Using the data below, show every line where the word "keys" occurs.

Saved data entries:

=== Begin Enclosure ===

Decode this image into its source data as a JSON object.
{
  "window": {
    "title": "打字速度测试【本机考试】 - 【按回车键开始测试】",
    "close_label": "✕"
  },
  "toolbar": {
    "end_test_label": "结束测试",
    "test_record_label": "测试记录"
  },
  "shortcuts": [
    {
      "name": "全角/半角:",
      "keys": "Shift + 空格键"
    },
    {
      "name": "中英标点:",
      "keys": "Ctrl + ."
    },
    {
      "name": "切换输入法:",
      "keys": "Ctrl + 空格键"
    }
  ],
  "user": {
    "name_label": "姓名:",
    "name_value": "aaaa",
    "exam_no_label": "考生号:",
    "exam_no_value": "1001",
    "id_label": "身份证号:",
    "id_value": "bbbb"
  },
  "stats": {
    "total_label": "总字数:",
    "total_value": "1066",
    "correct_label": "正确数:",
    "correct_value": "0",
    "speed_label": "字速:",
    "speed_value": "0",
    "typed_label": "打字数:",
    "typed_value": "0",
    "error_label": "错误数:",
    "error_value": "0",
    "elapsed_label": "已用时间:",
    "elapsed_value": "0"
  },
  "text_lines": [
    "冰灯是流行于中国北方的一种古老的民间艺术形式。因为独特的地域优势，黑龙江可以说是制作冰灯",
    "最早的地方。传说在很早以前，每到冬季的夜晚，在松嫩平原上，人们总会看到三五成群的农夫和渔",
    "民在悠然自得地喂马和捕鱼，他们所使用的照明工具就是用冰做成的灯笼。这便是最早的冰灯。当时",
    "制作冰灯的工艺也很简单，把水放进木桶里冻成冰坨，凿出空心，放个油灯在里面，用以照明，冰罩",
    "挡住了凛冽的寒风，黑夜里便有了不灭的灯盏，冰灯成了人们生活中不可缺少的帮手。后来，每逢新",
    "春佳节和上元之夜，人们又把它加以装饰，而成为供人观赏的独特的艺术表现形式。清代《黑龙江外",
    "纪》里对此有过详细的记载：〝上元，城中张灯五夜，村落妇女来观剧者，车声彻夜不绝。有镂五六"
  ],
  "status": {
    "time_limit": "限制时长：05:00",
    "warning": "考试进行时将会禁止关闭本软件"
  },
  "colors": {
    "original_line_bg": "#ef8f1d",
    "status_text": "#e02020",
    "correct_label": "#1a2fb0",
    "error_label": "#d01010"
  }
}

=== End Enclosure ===

* Answer area:
      "keys": "Shift + 空格键"
      "keys": "Ctrl + ."
      "keys": "Ctrl + 空格键"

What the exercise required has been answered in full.